* [Work item] Whenever a line in the entries below contains "SAAS", copy that line.
==== Given data
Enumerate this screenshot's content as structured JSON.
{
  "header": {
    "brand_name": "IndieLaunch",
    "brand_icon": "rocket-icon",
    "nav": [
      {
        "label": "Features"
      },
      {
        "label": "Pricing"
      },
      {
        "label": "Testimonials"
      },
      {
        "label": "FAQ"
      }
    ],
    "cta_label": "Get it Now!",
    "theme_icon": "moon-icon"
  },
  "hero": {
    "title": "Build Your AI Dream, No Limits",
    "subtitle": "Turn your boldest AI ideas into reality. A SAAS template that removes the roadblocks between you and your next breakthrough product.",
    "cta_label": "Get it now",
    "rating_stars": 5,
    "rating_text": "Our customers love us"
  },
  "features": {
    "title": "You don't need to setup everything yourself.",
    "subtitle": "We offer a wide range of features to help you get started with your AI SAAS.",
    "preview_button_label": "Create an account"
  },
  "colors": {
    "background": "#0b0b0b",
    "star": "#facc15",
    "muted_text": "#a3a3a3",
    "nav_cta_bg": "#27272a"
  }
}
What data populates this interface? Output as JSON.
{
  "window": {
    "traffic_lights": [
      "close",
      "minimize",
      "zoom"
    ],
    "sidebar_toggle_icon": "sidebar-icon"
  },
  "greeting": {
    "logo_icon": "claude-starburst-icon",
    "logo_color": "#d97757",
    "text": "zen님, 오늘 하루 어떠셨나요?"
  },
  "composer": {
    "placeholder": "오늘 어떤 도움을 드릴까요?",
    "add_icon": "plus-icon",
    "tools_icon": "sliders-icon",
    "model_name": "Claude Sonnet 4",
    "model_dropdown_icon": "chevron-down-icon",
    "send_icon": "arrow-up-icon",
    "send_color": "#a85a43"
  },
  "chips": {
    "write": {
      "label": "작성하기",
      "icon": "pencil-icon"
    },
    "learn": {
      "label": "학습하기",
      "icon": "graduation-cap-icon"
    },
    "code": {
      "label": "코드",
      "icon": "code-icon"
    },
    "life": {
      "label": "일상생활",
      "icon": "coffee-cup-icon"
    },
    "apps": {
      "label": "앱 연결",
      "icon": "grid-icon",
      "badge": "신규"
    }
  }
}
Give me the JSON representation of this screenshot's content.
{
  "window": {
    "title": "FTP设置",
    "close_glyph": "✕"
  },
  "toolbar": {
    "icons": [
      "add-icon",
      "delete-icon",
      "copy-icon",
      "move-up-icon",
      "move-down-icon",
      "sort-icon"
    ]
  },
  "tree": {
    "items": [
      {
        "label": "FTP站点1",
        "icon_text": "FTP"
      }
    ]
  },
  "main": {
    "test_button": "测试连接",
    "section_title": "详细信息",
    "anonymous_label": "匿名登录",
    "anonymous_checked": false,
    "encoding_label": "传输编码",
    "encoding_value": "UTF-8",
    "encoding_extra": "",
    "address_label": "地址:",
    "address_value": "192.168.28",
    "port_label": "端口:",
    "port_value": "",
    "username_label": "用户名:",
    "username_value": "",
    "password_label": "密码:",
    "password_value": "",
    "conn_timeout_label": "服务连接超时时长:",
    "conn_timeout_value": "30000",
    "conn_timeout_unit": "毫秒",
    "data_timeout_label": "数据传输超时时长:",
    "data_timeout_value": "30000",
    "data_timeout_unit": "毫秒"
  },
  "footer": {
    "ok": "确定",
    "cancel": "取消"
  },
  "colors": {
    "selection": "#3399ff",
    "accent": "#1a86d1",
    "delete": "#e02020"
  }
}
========
* [Exercise result]
    "subtitle": "Turn your boldest AI ideas into reality. A SAAS template that removes the roadblocks between you and your next breakthrough product.",
    "subtitle": "We offer a wide range of features to help you get started with your AI SAAS.",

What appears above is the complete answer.